Directed by Charles Barton
Produced by Edward Nassour
Written by Earl Baldwin, Martin Ragaway & Leonard Stern
Starring Bud Abbott
Music by Walter Schumann
Distributed by United Artists
Release date May 4, 1949
(New York City, New York) May 27, 1949
Running time 80 mins.
This was one of five independent films that Abbott & Costello made throughout their career. It doesn’t have the budget of their studio films and in fact has the feel of a TV production about it. The sets are rickety and the plot at times is quite un-PC, but the film is enjoyable and a lot funnier than Abbott & Costello Meet The Mummy which I previously reviewed, but nowhere near as good as Hold That Ghost or Abbott & Costello Meet Frankenstein. They do share the spotlight with some very talented co-stars.
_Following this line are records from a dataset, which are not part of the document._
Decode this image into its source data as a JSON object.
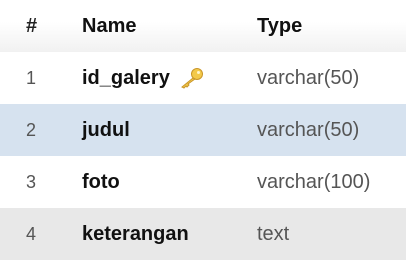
{
  "table": {
    "headers": {
      "num": "#",
      "name": "Name",
      "type": "Type"
    },
    "rows": [
      {
        "num": "1",
        "name": "id_galery",
        "type": "varchar(50)",
        "icon": "key-icon"
      },
      {
        "num": "2",
        "name": "judul",
        "type": "varchar(50)"
      },
      {
        "num": "3",
        "name": "foto",
        "type": "varchar(100)"
      },
      {
        "num": "4",
        "name": "keterangan",
        "type": "text"
      }
    ]
  },
  "colors": {
    "highlight_row": "#d6e2ef",
    "alt_row": "#e8e8e8",
    "key_icon": "#f0c040"
  }
}
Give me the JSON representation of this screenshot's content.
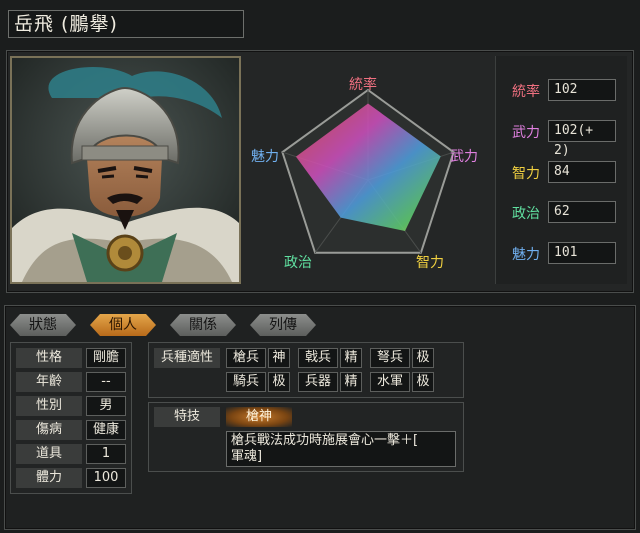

Big game hunters Clyde Beatty and Frank Buck were big stars in the 40s and have cameos here, as does Shemp Howard of the Three Stooges and Joe Besser (who would also briefly become a Stooge) with his big sissy persona. They provide a few chuckles. Former World Heavyweight Boxing champion Max Baer and former Heavyweight contender Buddy Baer appear in the film as thugs, with Max making a joke about Buddy’s defeat by Joe Louis‘ knocking him out.
This is just prior to the slide in quality that A&Cs films would suffer throughout the 50s but they were a little hit and miss at this point. Africa Screams is good in comparison to what was about to come. I should also mention that Abbott is quite abusive to Costello in this film and this is perhaps the most un-likable that I have seen Bud.
Africa Screams is in the public domain and there are many poor copies of it about. The best version is available on Amazon for $7.98.
Directed by Tod Browning
Produced by Tod Browning
Written by Tod Robbins
Starring Wallace Ford
Cinematography Merritt B. Gerstad
Editing by Basil Wrangell
Distributed by Metro-Goldwyn-Mayer
Release date February 20, 1932
Running time Original cut 90 min.
Released cut 64 min.
Country United States
“We accept her! We accept her! One of us! One of us! Gooble gobble, gooble gobble!”
Freaks is an interesting film that perhaps doesn’t deserve its notoriety. It’s not particularly scary or very well acted. The movie was banned in Britain (and Australia too I guess) for thirty years but it’s not that bad. There is a twist in the film in that the true monsters of the picture are not the Freaks themselves, but the supposedly normally looking aerialist and strongman who try to exploit one of the Freaks for their own profit. Perhaps the film works better as a satirical piece than as a horror film. It’s worth a look but I don’t think it deserves to be held as the 15th sacriest film of all-time. It is a film of its time though.